WHAT IS EXPECTED: Would you repeat the data below exactly, taking out the images?

[Records from a dataset]
::::
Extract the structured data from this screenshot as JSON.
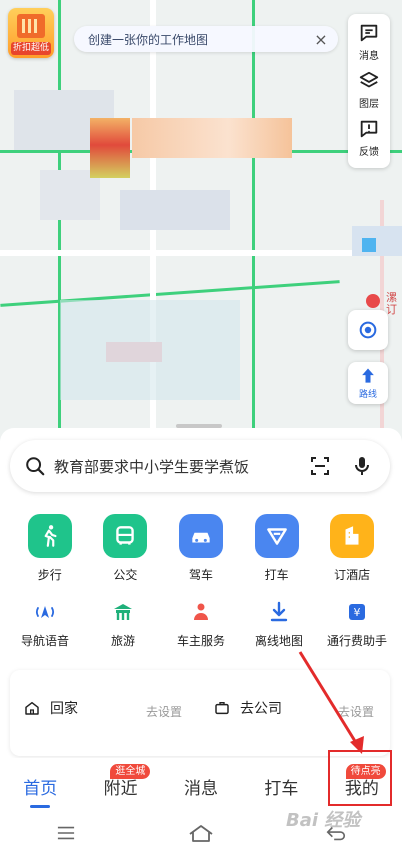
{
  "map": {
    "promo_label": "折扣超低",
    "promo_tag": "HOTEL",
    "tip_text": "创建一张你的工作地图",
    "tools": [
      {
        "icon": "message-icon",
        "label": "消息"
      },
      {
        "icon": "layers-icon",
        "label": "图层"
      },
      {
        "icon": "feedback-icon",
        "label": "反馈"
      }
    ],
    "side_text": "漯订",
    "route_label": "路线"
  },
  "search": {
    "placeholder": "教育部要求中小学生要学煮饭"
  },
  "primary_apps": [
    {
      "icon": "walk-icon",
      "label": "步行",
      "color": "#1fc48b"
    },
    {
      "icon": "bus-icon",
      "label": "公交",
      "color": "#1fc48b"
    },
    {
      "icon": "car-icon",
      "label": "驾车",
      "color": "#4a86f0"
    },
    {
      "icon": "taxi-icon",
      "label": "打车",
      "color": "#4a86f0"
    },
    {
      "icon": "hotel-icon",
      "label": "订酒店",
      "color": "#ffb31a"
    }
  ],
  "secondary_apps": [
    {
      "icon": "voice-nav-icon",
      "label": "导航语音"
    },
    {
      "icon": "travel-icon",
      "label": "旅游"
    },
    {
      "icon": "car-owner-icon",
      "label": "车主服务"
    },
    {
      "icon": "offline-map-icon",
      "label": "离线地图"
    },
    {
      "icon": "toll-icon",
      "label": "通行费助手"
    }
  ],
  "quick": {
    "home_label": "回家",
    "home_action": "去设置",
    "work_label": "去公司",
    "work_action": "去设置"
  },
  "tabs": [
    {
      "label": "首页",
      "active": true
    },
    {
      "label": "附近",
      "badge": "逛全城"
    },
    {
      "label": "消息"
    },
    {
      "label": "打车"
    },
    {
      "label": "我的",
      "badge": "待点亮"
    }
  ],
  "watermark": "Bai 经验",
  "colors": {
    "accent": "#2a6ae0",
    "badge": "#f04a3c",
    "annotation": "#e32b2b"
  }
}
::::
WRITTEN ANSWER:
Extract the structured data from this screenshot as JSON.
{
  "map": {
    "promo_label": "折扣超低",
    "promo_tag": "HOTEL",
    "tip_text": "创建一张你的工作地图",
    "tools": [
      {
        "icon": "message-icon",
        "label": "消息"
      },
      {
        "icon": "layers-icon",
        "label": "图层"
      },
      {
        "icon": "feedback-icon",
        "label": "反馈"
      }
    ],
    "side_text": "漯订",
    "route_label": "路线"
  },
  "search": {
    "placeholder": "教育部要求中小学生要学煮饭"
  },
  "primary_apps": [
    {
      "icon": "walk-icon",
      "label": "步行",
      "color": "#1fc48b"
    },
    {
      "icon": "bus-icon",
      "label": "公交",
      "color": "#1fc48b"
    },
    {
      "icon": "car-icon",
      "label": "驾车",
      "color": "#4a86f0"
    },
    {
      "icon": "taxi-icon",
      "label": "打车",
      "color": "#4a86f0"
    },
    {
      "icon": "hotel-icon",
      "label": "订酒店",
      "color": "#ffb31a"
    }
  ],
  "secondary_apps": [
    {
      "icon": "voice-nav-icon",
      "label": "导航语音"
    },
    {
      "icon": "travel-icon",
      "label": "旅游"
    },
    {
      "icon": "car-owner-icon",
      "label": "车主服务"
    },
    {
      "icon": "offline-map-icon",
      "label": "离线地图"
    },
    {
      "icon": "toll-icon",
      "label": "通行费助手"
    }
  ],
  "quick": {
    "home_label": "回家",
    "home_action": "去设置",
    "work_label": "去公司",
    "work_action": "去设置"
  },
  "tabs": [
    {
      "label": "首页",
      "active": true
    },
    {
      "label": "附近",
      "badge": "逛全城"
    },
    {
      "label": "消息"
    },
    {
      "label": "打车"
    },
    {
      "label": "我的",
      "badge": "待点亮"
    }
  ],
  "watermark": "Bai 经验",
  "colors": {
    "accent": "#2a6ae0",
    "badge": "#f04a3c",
    "annotation": "#e32b2b"
  }
}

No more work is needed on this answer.